Henry Thomas Chapman (May 19, 1897 - July 28, 1970) was a Chicago based commercial artist active in the middle part of the 20th century. Chapman was born in Fargo, North Dakota and studied art and architecture at the Art Institute of Chicago. After graduating he settled in Highland Park, Chicago, where is met with considerable success as an advertising artist. He married fellow artist Elizabeth Alice Hooper (1904 - 1970) c. 1928. In the 1950s, he relocated to Panama City, Florida, where he appears in local directories as an architect and draftsman. Both Chapman and his wife died in 1970, within a few months of one another.
Tudor Press (fl. 1910 - 1967) was a Boston based lithograph, offset, and letterpress printer active in Boston throughout the 20th century. They were founded by Ralph Harland Wilbur (1875 - 19??). Wilber learnt the printing trade at the Melrose Journal, a job and book printing business. He struck out on his own, founding Tudor Press in 1910, with offices on Causeway Street, Boston. Ralphs children, Harland, Alvra, and Wesley joined the firm in the 1920s. The press acquired its first four-color offset press in 1940 and was active in printing maps for the war effort. Harland took over the firm in 1941. After World War II, the firm was contracted to issue military currency for U.S. Occupation forces. In 1967, it was relocated to Lawrence, Massachusetts and renamed Graphic Litho. Harland's son Ralph E. Wilbur, took over the firm in 1968. While the name Tudor Press is no longer used, Graphic Litho remains in business.

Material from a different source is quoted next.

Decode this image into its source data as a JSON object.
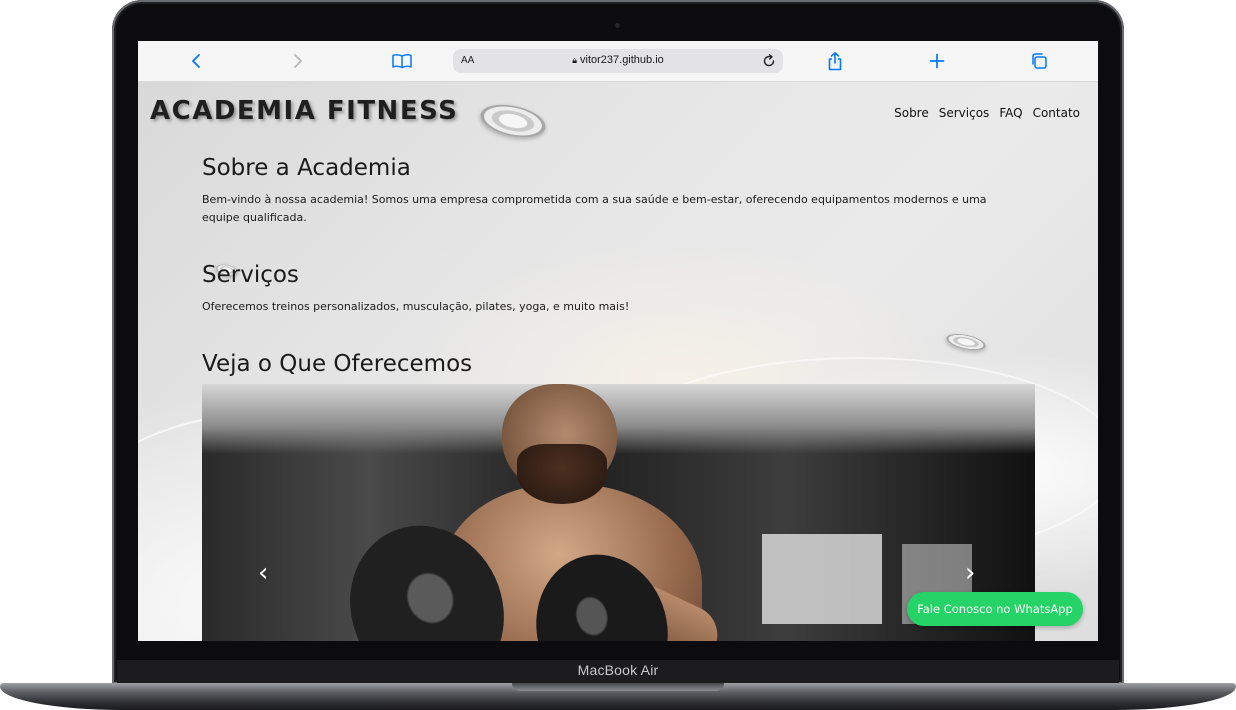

Good. Laid down, poster style, on linen. Some wear along original fold lines, with minor repairs and infill here and there.
Rumsey 8054.000. OCLC 14974585. Hornsby, S. J., Picturing America: The Golden Age of Pictorial Maps, page 130, plate 55.